## Problem statement
Search the records below for the word "text" and show every line where it occurs.

## Data
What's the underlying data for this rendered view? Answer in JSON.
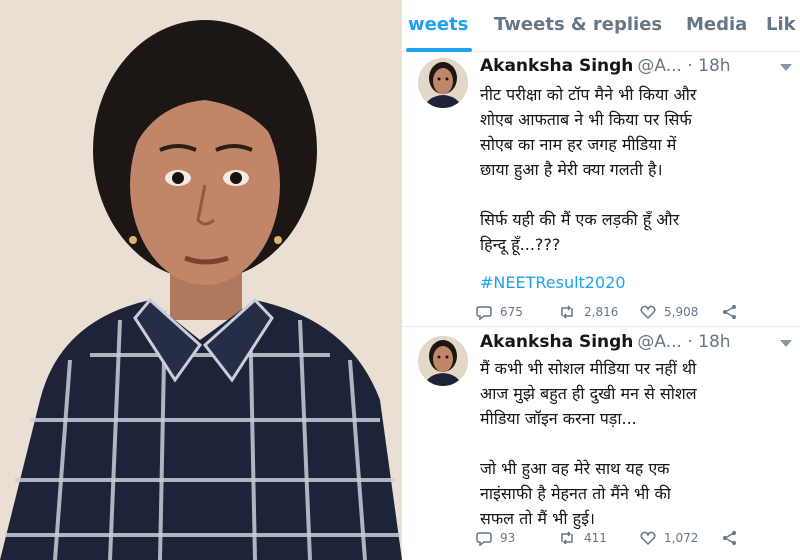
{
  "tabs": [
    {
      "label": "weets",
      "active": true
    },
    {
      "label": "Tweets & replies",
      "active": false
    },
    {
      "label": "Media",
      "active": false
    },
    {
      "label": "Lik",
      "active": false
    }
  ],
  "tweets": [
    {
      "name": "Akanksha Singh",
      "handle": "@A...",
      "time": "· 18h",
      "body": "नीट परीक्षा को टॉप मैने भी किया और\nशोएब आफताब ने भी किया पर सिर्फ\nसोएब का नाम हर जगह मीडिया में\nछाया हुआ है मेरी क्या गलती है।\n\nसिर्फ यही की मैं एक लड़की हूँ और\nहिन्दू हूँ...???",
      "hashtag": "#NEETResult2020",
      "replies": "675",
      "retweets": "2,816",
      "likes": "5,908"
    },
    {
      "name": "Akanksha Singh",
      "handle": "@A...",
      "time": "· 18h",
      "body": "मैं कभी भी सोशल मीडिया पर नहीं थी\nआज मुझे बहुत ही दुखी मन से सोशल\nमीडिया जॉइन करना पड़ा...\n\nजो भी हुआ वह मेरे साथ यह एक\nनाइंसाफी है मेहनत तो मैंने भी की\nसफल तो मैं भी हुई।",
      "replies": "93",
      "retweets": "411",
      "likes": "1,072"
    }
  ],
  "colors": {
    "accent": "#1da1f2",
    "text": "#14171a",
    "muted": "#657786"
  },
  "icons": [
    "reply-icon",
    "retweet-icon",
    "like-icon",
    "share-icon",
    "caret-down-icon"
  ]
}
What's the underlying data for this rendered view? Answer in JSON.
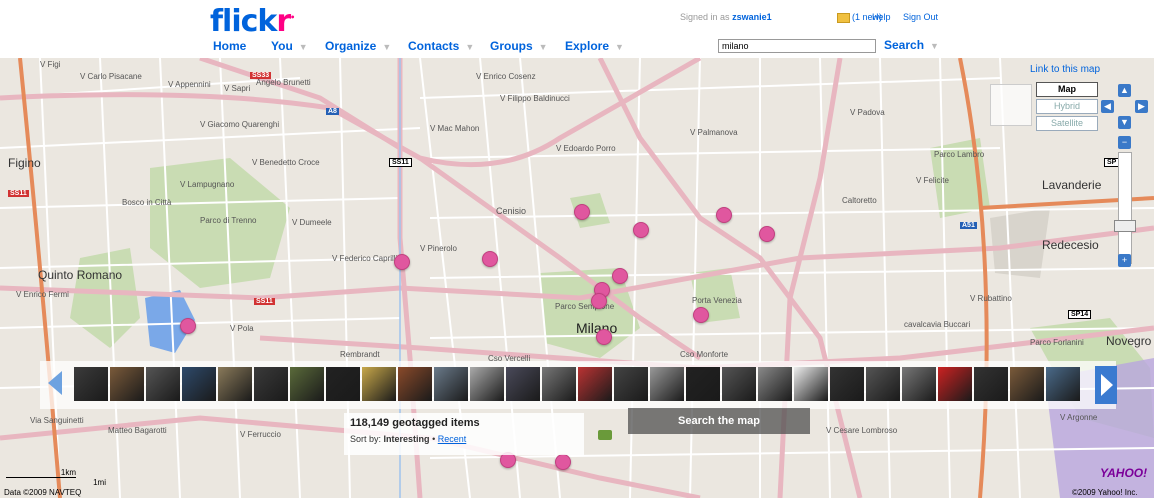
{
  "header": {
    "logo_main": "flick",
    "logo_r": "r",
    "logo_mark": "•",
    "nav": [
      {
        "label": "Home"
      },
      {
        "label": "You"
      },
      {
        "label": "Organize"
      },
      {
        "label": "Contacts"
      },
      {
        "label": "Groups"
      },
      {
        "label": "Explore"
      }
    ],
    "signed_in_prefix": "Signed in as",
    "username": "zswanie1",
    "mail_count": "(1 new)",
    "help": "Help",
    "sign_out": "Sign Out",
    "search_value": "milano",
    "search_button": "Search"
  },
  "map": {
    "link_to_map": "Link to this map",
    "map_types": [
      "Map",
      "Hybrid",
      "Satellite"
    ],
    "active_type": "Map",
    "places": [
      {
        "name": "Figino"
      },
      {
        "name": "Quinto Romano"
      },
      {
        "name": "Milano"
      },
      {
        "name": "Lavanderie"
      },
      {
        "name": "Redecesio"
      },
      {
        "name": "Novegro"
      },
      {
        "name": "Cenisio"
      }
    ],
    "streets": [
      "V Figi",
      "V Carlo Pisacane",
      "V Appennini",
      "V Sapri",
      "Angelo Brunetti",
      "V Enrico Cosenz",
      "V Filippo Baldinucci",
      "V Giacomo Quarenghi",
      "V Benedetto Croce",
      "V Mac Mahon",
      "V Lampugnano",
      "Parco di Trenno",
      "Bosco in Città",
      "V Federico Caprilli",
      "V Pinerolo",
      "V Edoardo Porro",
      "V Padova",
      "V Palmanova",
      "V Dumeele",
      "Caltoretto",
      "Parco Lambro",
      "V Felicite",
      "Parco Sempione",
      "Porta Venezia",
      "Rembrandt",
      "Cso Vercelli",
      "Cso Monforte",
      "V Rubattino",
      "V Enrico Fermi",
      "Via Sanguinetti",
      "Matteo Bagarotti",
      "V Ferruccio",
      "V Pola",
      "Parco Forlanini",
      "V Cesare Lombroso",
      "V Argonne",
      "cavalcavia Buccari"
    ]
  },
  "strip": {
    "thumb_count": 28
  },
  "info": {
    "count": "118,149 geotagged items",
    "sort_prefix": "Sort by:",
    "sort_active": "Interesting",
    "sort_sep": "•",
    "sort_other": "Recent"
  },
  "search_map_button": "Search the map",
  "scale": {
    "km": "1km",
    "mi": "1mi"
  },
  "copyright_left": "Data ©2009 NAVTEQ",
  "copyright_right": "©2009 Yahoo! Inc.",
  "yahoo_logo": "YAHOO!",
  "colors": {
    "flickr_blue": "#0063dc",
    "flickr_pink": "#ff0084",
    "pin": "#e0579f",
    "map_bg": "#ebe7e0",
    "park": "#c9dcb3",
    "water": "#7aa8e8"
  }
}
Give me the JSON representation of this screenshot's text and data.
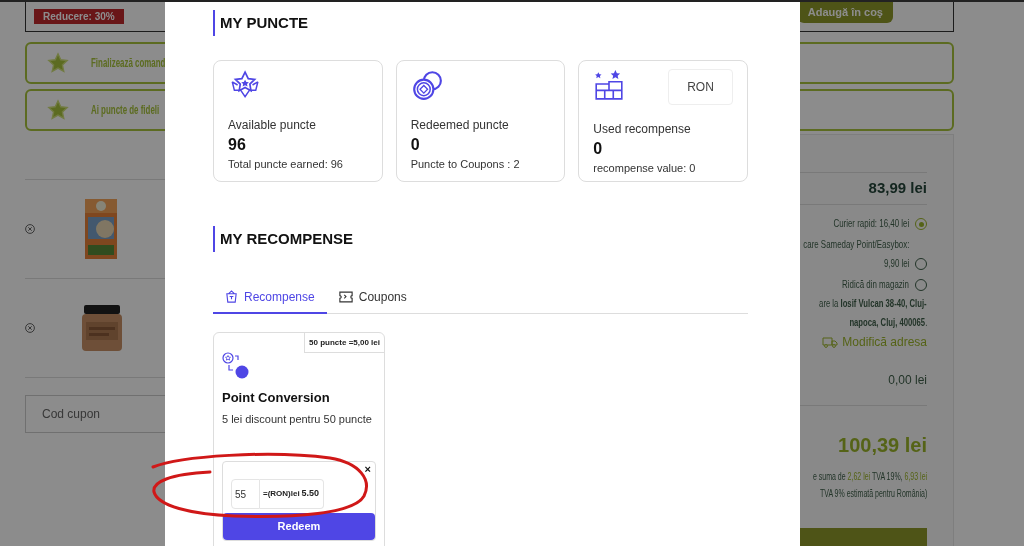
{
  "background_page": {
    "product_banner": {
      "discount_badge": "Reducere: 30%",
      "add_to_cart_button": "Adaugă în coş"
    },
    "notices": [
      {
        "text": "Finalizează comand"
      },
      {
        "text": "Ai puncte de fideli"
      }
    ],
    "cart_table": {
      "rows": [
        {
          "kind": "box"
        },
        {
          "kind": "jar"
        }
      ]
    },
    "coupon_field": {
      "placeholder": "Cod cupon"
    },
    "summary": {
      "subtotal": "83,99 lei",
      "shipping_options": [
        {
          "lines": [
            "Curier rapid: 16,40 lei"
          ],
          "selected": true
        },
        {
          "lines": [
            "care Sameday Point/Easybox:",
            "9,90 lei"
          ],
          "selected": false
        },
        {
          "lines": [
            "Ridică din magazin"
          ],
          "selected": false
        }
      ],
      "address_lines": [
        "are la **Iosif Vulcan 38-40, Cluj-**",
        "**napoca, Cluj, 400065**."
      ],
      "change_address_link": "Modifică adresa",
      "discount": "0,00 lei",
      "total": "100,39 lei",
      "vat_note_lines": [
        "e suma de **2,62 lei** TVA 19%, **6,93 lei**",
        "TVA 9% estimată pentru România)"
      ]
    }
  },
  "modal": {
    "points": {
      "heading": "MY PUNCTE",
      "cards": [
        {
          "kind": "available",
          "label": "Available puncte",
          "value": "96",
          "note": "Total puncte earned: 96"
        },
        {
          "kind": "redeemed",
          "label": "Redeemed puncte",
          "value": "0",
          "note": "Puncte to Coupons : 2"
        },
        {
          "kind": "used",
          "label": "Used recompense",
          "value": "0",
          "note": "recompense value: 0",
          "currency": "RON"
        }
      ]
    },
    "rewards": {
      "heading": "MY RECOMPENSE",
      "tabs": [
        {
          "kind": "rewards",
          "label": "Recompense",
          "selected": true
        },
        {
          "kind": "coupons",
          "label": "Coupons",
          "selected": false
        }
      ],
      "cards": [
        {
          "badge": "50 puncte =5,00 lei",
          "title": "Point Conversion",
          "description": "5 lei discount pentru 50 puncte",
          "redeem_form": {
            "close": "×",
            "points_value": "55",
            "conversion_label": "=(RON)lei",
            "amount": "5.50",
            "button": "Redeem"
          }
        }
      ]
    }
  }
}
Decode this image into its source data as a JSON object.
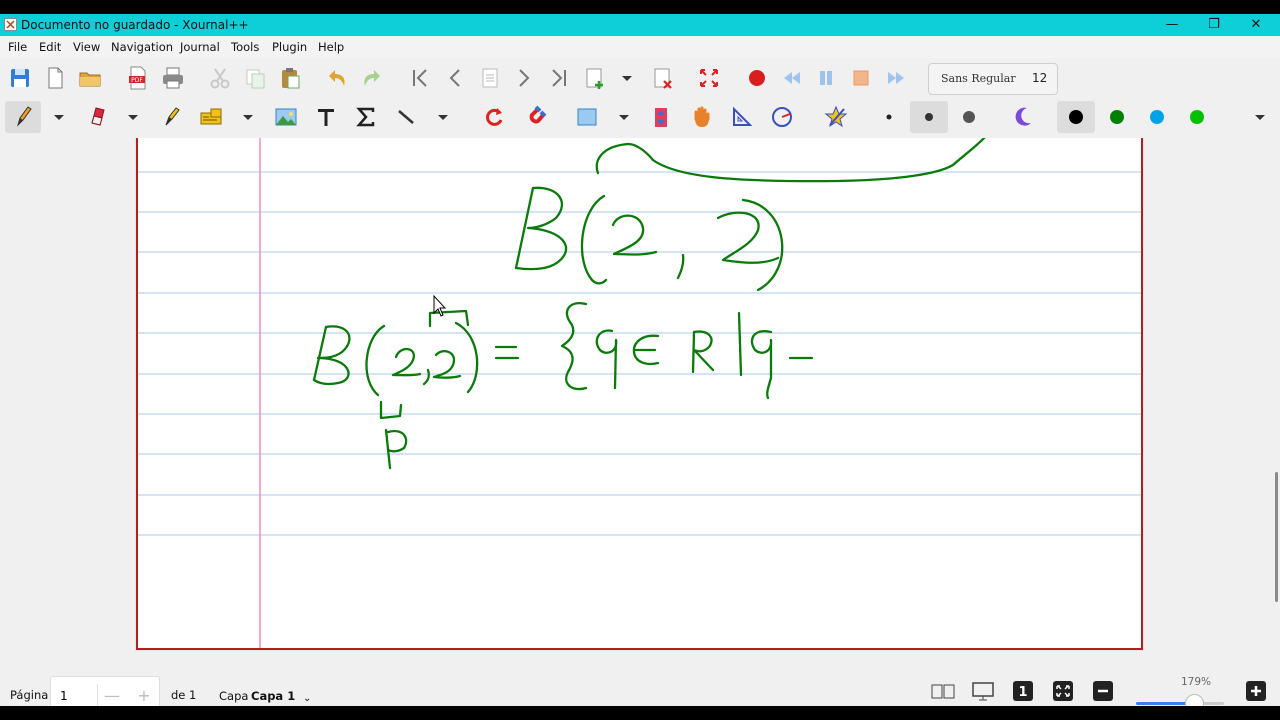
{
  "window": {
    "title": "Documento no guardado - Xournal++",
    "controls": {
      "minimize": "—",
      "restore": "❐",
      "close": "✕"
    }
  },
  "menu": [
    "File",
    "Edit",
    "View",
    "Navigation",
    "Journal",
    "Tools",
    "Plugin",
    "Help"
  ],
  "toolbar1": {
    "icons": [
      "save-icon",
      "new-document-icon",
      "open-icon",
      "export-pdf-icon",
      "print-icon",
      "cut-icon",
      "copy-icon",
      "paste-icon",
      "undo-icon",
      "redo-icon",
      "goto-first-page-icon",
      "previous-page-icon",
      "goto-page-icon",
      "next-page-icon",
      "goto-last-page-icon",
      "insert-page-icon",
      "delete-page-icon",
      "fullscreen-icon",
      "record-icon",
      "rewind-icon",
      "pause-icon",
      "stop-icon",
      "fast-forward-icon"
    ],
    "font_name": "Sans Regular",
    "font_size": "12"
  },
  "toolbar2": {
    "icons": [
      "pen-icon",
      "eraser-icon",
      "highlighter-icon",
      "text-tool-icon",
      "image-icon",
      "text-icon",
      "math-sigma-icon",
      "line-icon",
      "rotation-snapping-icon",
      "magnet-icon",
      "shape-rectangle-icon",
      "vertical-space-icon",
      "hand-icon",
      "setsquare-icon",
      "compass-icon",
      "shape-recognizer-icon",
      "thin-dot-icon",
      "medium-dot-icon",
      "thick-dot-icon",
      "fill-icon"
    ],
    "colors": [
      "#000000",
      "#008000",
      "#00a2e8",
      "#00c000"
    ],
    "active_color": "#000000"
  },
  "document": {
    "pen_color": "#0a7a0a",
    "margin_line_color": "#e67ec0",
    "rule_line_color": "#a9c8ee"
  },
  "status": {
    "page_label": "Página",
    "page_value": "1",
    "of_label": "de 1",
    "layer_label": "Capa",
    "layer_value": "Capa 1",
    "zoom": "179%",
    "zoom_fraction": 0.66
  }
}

## Output of the task
    "text": "#14171a",
Give me the JSON representation of this screenshot's text and data.
        "text": "Finalizează comand"
        "text": "Ai puncte de fideli"
      "text-tool-icon",
      "text-icon",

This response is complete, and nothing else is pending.